Fort Frederica Site Manager Steve Theus said the upcoming exploration and teaching projects began nearly five years ago with a funding request. Friends of Fort Frederica are sponsoring the camp for youth in June as well as a trial run for eighth-grade students, he said.
There have been classroom introductions to archaeology in the past and student field trips to the fort are frequent, but this summer’s camp is a new opportunity, Theus said.
“We can expose kids to doing archaeology in the field,’’ he said.
That is made possible, Theus said, because of the sponsorship of the recently formed Friends of Fort Frederica.
Founding member Valerie Hepburn said the organization has grown dramatically since the first of the year and now has 100 members.
“People have been enthusiastic. We raised a little money, and we asked, ‘What’s the best first thing we can do?’’’ Hepburn said.
Seibert’s suggestion of the youth camp appears to be the best possible use of money, she said.
“There are so many dig opportunities out there,’’ she said.
The friends organization is also a great opportunity for the public to join and support “this absolute gem we have in our community’’ in Fort Frederica, Hepburn said.
The camp will be run from 9:30 a.m. until 3 p.m., June 4-7, and will be directed by Helen Provenzano, a Glynn County teacher who formerly taught archaeology classes and labs in a partnership between Fort Frederica and nearby Oglethorpe Point Elementary School.
The camp fee is $100 per child and includes a T-shirt, lunch all four days and a snack. There is a limit of 20 campers.
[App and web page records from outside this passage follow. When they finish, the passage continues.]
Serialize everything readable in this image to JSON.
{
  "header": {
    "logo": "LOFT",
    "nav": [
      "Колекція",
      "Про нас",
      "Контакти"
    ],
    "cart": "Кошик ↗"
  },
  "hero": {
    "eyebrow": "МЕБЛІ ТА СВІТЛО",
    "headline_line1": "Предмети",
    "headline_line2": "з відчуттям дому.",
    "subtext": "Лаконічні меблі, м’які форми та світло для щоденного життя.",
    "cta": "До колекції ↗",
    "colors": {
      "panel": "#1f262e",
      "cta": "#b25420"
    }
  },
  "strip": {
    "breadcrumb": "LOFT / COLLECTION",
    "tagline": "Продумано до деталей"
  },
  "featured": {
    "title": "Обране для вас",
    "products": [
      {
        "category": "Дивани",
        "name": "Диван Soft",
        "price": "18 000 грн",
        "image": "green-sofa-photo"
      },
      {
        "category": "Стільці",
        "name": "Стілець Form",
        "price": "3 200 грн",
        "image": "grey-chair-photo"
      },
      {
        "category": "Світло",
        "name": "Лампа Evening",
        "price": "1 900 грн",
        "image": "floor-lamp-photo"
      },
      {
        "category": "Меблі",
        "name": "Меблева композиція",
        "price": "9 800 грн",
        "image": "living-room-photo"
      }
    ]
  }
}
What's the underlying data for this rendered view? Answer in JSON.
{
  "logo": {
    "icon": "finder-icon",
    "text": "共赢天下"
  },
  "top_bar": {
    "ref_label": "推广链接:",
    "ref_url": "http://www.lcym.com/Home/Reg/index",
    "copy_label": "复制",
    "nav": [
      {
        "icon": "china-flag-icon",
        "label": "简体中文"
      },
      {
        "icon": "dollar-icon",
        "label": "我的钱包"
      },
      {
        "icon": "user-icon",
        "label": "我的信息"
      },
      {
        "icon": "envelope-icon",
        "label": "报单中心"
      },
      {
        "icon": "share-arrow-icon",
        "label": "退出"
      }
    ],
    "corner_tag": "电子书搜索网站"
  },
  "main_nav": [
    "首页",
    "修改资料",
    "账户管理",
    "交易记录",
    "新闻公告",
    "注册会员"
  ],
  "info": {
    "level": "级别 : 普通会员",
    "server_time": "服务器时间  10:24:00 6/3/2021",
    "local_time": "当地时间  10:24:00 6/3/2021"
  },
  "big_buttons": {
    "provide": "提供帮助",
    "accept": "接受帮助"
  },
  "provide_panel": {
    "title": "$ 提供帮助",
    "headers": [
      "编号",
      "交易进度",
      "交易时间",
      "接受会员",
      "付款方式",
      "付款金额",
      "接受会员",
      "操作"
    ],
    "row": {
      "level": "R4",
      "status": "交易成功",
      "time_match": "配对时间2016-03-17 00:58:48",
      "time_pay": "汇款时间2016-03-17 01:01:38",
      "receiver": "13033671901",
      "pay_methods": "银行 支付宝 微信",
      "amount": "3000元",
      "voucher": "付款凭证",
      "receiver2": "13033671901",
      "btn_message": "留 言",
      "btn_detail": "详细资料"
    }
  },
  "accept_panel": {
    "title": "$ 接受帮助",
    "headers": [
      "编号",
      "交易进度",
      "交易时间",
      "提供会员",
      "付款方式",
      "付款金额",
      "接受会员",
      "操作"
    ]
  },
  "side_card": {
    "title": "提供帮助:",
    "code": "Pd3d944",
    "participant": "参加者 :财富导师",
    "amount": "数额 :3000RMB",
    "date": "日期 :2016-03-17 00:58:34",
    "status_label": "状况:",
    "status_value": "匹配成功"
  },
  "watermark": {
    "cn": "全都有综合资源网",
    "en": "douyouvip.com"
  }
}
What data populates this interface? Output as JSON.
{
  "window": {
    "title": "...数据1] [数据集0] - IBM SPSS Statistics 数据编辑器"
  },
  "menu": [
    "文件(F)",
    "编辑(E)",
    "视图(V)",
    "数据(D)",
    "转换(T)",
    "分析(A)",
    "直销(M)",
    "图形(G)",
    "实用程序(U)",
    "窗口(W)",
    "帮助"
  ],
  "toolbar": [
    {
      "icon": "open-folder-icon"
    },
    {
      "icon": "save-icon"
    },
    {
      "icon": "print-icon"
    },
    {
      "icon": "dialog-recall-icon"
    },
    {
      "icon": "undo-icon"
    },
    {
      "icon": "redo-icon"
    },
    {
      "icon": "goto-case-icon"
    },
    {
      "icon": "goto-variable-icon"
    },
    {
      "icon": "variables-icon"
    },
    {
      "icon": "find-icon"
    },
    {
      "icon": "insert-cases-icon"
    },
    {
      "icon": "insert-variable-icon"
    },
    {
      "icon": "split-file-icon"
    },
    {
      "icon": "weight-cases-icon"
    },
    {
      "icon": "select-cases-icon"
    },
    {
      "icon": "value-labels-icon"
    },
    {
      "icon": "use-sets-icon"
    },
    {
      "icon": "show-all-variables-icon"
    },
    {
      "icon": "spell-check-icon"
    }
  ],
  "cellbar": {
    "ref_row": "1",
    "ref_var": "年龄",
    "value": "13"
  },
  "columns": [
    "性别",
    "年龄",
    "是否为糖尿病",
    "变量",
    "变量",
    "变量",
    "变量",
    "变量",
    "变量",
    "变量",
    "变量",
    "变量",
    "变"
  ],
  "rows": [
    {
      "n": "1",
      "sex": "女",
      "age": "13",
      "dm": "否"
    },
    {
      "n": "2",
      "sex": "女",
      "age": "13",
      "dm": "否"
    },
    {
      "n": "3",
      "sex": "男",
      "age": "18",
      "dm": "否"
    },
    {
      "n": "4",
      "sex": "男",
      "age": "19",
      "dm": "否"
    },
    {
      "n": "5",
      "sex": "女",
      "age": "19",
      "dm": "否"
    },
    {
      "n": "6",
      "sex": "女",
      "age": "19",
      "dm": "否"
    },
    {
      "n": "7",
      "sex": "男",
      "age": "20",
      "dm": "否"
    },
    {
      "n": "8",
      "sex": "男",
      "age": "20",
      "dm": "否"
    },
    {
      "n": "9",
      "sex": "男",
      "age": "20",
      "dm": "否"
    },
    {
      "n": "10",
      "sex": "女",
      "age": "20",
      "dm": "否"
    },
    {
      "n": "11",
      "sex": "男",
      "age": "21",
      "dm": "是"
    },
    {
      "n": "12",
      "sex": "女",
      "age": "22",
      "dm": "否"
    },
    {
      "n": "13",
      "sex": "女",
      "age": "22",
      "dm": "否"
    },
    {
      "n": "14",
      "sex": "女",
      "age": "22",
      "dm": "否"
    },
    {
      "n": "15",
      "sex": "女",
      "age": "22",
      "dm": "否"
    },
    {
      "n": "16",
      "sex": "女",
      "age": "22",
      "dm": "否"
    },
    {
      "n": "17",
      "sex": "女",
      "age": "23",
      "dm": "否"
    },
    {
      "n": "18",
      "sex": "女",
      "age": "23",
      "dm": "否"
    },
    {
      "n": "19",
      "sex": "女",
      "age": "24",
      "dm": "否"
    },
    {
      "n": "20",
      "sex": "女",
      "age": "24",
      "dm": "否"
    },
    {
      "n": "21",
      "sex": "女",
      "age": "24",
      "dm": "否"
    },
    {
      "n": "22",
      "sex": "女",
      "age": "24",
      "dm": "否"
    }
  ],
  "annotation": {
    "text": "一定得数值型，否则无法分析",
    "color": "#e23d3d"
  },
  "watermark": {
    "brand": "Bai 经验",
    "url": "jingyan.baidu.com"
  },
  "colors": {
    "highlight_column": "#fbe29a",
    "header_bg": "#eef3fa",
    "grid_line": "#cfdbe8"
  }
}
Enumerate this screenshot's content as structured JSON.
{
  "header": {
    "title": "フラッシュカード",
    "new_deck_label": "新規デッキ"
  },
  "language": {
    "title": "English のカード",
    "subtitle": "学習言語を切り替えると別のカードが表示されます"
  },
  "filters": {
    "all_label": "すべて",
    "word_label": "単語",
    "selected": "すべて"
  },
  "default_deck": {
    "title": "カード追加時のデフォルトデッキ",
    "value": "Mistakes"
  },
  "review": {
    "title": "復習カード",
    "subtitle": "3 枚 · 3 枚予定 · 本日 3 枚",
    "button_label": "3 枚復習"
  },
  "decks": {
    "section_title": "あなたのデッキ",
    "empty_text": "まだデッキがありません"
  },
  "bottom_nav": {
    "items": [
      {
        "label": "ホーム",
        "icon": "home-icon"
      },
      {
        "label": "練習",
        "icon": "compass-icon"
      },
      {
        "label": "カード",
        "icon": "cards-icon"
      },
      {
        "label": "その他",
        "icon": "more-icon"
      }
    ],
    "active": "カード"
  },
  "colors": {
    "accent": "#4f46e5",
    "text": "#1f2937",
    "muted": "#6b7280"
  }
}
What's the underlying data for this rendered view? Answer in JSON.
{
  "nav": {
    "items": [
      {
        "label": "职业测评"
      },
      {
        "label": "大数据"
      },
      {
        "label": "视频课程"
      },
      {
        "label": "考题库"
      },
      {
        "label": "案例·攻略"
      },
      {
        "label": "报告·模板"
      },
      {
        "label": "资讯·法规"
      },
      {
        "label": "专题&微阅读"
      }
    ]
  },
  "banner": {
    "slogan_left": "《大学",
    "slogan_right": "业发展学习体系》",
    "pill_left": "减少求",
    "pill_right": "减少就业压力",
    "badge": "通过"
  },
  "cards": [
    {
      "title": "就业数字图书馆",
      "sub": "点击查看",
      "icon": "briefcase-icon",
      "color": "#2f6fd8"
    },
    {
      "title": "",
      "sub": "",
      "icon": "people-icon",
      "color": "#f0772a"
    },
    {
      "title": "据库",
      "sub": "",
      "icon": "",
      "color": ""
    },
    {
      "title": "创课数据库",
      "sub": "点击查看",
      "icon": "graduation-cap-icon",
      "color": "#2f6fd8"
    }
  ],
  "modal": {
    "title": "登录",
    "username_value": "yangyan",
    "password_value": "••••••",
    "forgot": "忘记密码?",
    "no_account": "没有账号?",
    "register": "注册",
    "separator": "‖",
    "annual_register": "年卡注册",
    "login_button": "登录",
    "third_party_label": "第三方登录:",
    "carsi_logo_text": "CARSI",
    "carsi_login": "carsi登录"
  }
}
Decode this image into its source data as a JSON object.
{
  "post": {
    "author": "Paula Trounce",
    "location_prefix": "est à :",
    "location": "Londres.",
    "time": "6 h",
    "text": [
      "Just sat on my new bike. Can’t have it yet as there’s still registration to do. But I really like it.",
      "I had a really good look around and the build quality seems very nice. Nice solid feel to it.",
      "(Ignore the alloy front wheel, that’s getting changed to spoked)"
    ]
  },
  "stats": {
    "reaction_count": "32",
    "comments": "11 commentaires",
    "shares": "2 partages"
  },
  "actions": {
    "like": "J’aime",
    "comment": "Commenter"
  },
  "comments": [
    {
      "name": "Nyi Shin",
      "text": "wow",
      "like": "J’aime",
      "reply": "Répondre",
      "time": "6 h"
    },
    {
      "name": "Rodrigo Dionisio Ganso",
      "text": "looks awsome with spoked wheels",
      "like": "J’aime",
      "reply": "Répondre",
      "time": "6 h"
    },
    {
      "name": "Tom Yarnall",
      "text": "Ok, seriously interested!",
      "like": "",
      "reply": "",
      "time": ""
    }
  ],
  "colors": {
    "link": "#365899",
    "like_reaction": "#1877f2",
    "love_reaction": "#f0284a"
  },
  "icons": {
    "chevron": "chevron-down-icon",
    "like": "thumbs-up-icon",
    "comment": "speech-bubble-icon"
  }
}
Registration must be completed by May 1 and may be made through FortFredericaFriends.org. The website is also the best way to learn about or to support or join Friends of Fort Frederica.
Adults may assist in the dig from May 31 through June 6 from 9 a.m. until 5 p.m. They must reserve a spot, however, by calling Seibert at 912-638-3639 or by email at Michael_Seibert@nps.gov.
Seibert said finding even a piece of broken pottery can be rewarding, given how long its been in the ground.
“You can tell a kid, ‘You’re the first person to touch that in 200 years,’” he said.